Although overall markets are down this week vs. last, prices hit record highs, $1.10/pound. The previous record, established in 2016, saw markets cap out at $1.03/pound for this week #17.

Demand is solid while supplies are light. The Mother’s Day pull is underway, signifying the end of Florida’s winter season.

The next growing regions to the North (Georgia on the East Coast and transitions from Mexico to California) haven’t reached peak production, creating a wide gap for price inflation. Rain and cool weather are causing the transition to run a bit behind schedule.

ProduceIQ Index: $1.10 /pound, -1.8 percent over prior week
Week #17, ending April 30th

Blue Book has teamed with ProduceIQ BB #:368175 to bring the ProduceIQ Index to its readers. The index provides a produce industry price benchmark using 40 top commodities to provide data for decision making.

Seasonal movement is affecting prices across the Dry Veg category. Asparagus markets are tight. Green beans jump quickly past $20/box. After a difficult eight weeks, demand finally exceeds supply.

Green beans surpass historical norms before Georgia season fully underway.

Leaving floor prices behind, squash is on its way up. High-flying cucumbers are continuing the journey back towards production costs. Prices are still above the norm but are steadily declining.

Despite being the week’s biggest mover, dry-veg prices are somewhat average. So which category is the real culprit behind this week’s historic prices?

Enter Berries. And apples. Tropical fruit. And, of course, citrus. Essentially, all retail-friendly commodities with high brix.

Berries comprise 16 percent of the ProduceIQ Index. The “weight” of each commodity is based on its 5-year average sales, seasonally adjusted. Despite mixed berries falling -18 percent this week, category prices are elevated above historical precedent. As the category leader, strawberries have pushed beyond $2.00 /pound FOB.

Rain, hail, and cold temperatures are keeping sensitive markets on edge and price relief for buyers at bay. Buyers should look for alternatives when they can and continue to wait patiently for mid-May when yields from Georgia and California are expected to pull down inflated prices.

Strawberries continue with strong demand, exceeding supply slowed by cool weather.

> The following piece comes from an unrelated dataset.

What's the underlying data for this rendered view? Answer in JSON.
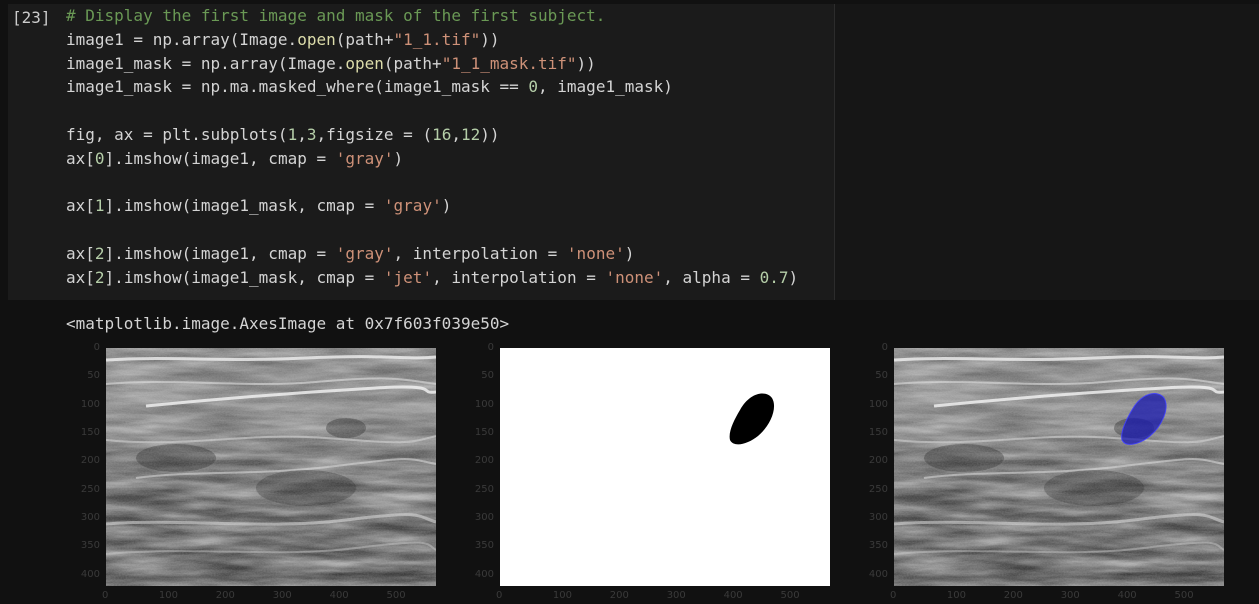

Cooler than usual weather in California is continuing to tighten cauliflower supply. Cauliflower markets are not simply feeling shaky after a brief fainting spell, market conditions are deteriorating into full-on cardiac arrest.

Naturally, buyers and growers are no strangers to price volatility and should recover their stride as more product becomes available with new harvests.

On the other hand, celery, lettuce and leaf are struggling to get off the floor.

From $7/box to $29/box in a matter of two weeks, cauliflower isn’t for the faint of heart. The descent is often quicker.

Please visit our online marketplace here and enjoy free access to our market tools which created the graphs above.

ProduceIQ Index

The ProduceIQ Index is the fresh produce industry’s only shipping point price index. It represents the industry-wide price per pound at the location of packing for domestic produce, and at the port of U.S. entry for imported produce.

ProduceIQ uses 40 top commodities to represent the industry. The Index weights each commodity dynamically, by season, as a function of the weekly 5-year rolling average Sales. Sales are calculated using the USDA’s Agricultural Marketing Service for movement and price data. The Index serves as a fair benchmark for industry price performance.


Mark Campbell was introduced to the fresh produce industry as a lender for Farm Credit. After earning his MBA from Columbia Business School, he spent seven years as CFO for J&J Family of Farms and later served as CFO advisor to several produce growers, shippers and distributors. In this role, Mark saw the impediments that prevent produce growers and buyers to trade with greater access and efficiency. This led him to cofound ProduceIQ.